Egypt activists march ahead of strikes

Thousands of people rallied outside Egypt’s defence ministry Friday calling for the military rulers’ ouster a day before a civil disobedience campaign marking Hosni Mubarak’s overthrow a year ago.

The military responded by saying it would not bow to threats or plots against the state, official television reported.

During the day, several groups of protesters converged near the ministry as the security forces blocked off access with barbed wire and tanks.

Military music blared from behind the barrier, while the activists chanted slogans such as: “The people want the execution of the Field Marshal” — Hussein Tantawi, head of the ruling military council since Mubarak’s ouster.

The activists set off from several points across Cairo and snaked through residential areas to bypass military cordons several kilometres (miles) from the military headquarters.

The protesters plan a day of strikes and sit-ins to mark the anniversary on Saturday.

“We will never yield to threats, and we will never give in to pressure,” the much-criticised Supreme Council of the Armed Forces said in a statement broadcast by state television.

The SCAF also said Egypt was the target of conspiracies aiming to sow instability.

“We tell you quite frankly that our dear Egypt faces plans aimed at striking at the heart of our revolution,” the statement said.

“We are facing plots against the nation aiming to undermine the institutions of the Egyptian state, and to topple the state itself so that chaos reigns.”

After Friday’s main weekly Muslim prayers, protesters at the Fateh mosque in central Cairo began chanting “Down with military rule!” before setting off on their march.

“We are marching to the defence ministry, we want to remove the military,” said prominent activist Asmaa Mahfuz, who taped an influential video more than a year ago calling on Egyptians to rise up against Mubarak.

Young activists such as Mahfuz, whom the military had threatened to put on trial after she attacked the ruling generals in Internet postings, have turned their sights on the army a year after toppling Mubarak in an 18-day uprising.

The military, which promises to hand over power after a president is elected later this year, said it would deploy troops across the country, state media reported.

The threatened civil disobedience campaign has divided the country’s political forces, with the Muslim Brotherhood — the big winner in recent parliamentary elections — coming out against it.

Students in several universities have called for strikes on Saturday, with secular youth groups who spearheaded the revolt against Mubarak joining in.

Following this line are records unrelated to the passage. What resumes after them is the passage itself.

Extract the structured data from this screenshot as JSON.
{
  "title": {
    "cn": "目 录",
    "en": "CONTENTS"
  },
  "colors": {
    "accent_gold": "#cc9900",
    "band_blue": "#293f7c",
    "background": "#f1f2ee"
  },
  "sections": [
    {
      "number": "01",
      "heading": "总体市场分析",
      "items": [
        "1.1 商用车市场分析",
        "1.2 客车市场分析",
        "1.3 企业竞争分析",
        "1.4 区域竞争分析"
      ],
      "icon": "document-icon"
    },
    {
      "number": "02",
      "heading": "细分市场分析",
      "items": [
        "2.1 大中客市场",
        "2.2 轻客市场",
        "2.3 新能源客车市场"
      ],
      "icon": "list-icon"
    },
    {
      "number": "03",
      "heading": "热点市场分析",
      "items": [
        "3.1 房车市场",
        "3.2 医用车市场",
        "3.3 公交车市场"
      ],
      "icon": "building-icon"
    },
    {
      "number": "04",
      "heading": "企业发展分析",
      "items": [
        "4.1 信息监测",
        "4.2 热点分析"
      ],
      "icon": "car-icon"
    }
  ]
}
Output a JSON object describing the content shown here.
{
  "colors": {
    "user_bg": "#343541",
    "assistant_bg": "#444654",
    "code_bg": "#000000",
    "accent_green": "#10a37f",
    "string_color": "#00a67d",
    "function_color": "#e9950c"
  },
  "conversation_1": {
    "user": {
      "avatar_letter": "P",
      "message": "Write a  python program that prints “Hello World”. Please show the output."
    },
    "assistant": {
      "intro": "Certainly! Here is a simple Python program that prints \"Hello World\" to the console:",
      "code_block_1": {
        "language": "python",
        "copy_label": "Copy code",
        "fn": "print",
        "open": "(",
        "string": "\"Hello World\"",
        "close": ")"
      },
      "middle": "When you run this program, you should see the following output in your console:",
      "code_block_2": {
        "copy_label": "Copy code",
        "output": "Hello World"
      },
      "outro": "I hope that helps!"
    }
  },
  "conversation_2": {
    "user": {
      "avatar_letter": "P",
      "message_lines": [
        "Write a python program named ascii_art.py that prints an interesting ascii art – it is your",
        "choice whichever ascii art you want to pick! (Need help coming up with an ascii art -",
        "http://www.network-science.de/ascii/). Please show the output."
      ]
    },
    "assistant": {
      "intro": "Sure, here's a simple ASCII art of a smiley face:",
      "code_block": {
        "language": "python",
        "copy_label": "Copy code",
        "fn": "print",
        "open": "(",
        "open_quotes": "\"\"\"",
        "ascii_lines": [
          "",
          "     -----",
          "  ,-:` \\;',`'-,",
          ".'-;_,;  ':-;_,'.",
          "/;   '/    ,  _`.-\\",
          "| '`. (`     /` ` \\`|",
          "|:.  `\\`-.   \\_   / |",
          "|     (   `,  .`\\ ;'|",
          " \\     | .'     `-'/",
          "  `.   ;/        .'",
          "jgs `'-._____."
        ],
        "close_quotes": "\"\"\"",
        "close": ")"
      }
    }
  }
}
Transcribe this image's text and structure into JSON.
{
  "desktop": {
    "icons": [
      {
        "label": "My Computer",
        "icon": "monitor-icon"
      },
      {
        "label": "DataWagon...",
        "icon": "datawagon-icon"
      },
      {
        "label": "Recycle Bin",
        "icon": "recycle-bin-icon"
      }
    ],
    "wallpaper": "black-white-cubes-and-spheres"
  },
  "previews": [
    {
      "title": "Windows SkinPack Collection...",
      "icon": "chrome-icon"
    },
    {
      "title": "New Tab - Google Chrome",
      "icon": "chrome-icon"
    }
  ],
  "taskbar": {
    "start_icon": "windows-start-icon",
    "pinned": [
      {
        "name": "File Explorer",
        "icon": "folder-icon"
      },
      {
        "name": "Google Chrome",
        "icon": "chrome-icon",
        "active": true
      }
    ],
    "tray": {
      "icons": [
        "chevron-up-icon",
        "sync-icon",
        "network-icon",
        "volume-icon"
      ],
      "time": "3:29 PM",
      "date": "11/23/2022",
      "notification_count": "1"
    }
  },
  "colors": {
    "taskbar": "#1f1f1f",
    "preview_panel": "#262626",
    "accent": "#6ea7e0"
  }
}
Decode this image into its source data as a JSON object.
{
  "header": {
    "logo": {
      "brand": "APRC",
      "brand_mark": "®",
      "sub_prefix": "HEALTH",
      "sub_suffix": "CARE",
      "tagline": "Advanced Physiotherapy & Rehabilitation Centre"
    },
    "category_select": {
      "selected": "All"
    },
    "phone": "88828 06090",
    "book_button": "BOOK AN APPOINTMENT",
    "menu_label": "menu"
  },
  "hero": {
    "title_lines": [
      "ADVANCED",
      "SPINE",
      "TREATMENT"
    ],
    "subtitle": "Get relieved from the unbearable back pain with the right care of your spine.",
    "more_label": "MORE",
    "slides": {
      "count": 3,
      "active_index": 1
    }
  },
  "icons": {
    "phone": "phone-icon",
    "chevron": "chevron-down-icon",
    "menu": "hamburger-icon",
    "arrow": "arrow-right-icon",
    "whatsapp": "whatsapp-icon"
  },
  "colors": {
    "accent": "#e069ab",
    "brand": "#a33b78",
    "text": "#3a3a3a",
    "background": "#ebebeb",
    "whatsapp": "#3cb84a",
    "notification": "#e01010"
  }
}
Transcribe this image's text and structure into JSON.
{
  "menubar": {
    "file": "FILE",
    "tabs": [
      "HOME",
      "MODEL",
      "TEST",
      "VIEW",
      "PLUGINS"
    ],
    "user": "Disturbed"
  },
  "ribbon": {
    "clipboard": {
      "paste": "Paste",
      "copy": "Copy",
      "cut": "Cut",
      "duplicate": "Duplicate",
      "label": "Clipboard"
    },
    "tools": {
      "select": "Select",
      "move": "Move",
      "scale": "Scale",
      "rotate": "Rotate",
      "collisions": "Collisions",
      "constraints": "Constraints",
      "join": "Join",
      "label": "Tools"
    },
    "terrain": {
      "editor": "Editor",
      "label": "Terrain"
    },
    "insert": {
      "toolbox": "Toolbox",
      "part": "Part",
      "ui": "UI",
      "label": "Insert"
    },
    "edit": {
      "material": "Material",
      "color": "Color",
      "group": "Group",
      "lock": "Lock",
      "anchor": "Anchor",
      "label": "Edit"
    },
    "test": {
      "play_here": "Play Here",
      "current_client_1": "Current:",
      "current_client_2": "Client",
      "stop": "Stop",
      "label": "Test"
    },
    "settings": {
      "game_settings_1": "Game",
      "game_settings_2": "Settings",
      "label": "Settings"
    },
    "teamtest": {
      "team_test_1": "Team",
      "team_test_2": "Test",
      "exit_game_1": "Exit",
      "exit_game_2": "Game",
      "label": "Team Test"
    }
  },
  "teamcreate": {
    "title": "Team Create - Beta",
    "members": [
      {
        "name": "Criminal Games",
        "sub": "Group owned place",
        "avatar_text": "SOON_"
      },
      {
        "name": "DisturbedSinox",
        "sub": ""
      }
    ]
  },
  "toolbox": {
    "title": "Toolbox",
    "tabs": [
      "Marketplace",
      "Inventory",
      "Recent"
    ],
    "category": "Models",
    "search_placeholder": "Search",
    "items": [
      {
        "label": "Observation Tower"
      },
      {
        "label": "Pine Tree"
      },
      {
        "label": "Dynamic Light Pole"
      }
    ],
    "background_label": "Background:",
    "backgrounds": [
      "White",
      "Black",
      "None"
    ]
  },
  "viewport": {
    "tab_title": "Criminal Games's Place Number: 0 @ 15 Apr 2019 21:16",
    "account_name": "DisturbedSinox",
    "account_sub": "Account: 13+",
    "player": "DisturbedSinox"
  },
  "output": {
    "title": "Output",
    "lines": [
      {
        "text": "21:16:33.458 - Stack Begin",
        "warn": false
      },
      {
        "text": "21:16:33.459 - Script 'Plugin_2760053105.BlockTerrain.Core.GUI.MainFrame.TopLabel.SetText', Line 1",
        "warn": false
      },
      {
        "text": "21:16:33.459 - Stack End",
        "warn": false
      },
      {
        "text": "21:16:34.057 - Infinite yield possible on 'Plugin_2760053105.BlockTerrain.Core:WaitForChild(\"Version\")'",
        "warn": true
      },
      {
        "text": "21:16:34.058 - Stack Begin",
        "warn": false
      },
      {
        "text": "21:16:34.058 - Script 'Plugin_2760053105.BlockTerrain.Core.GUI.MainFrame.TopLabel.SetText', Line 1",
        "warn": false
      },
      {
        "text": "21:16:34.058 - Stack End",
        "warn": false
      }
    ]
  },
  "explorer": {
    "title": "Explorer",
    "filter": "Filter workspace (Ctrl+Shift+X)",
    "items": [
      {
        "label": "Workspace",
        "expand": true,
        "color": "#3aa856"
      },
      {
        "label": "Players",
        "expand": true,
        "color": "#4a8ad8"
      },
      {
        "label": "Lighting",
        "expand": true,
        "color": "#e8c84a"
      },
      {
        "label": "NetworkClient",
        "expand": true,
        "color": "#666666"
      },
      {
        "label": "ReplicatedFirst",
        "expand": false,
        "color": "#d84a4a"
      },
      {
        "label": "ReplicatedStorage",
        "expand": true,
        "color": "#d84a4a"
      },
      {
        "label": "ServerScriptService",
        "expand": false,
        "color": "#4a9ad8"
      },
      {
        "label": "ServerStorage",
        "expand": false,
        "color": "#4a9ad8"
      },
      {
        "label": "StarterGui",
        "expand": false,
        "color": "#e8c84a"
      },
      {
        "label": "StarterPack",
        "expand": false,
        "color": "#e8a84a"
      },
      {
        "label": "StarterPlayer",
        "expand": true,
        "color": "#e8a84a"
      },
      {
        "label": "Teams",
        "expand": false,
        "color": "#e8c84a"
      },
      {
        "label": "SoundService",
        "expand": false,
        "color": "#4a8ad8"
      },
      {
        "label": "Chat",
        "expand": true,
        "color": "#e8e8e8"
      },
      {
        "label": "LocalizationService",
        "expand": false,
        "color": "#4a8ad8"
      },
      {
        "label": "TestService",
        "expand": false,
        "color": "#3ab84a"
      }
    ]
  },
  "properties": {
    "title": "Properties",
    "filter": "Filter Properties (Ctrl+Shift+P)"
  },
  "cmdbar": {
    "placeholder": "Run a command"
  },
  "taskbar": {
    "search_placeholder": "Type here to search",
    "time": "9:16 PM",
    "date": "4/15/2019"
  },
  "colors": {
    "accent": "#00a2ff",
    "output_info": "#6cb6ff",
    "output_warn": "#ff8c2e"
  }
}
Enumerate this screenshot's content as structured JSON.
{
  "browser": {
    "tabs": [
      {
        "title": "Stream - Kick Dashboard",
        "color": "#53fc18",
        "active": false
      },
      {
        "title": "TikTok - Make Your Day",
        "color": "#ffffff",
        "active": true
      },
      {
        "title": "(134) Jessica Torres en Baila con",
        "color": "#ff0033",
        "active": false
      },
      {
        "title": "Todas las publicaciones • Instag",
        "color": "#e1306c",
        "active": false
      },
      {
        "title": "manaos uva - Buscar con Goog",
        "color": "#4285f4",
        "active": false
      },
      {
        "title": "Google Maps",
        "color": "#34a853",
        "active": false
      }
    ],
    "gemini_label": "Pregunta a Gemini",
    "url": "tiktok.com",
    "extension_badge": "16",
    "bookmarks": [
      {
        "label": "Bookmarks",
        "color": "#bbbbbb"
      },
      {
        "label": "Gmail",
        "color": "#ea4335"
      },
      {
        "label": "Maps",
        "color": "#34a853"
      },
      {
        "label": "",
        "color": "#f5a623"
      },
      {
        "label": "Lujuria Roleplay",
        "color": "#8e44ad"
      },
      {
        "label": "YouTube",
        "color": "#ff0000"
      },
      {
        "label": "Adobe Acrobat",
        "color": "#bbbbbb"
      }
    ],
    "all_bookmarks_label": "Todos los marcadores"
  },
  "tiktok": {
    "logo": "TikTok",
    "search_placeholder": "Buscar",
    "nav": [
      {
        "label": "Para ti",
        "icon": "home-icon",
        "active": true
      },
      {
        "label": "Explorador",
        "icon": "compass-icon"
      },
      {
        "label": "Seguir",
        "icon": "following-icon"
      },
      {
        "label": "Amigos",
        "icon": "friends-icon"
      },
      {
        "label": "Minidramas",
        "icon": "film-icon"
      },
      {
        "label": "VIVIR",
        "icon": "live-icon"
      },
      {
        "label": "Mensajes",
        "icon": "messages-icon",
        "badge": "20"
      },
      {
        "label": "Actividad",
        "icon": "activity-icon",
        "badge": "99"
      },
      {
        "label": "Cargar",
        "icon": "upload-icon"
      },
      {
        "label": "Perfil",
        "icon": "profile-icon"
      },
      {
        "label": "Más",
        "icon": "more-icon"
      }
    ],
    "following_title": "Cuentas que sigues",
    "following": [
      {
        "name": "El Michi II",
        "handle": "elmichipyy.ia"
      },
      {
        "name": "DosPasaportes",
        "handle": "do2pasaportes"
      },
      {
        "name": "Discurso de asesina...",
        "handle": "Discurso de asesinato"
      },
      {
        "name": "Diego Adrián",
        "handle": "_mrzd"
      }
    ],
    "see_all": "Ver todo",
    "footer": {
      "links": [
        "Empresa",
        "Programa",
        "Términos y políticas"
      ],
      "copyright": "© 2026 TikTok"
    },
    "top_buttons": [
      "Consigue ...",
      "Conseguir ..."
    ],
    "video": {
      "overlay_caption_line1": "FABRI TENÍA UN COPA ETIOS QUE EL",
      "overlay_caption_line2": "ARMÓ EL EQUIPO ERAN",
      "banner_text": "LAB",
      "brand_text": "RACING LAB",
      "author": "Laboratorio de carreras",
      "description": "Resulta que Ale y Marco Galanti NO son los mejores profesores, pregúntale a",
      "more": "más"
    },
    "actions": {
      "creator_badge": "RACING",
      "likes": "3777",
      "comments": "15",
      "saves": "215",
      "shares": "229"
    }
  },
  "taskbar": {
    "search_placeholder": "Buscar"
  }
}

Tareq al-Khouly, an organiser of the April 6 youth group, said the plan was for a one-day strike, which could be extended.

In a joint statement on Friday, the groups called on Egyptians “to support these strikes in order to end the unjust rule and build a nation in which justice, freedom and dignity prevail.”

Although the military was initially idolised for not siding with Mubarak during the uprising, it has since faced growing protests against its continued rule and has several times used deadly force to disperse demonstrations.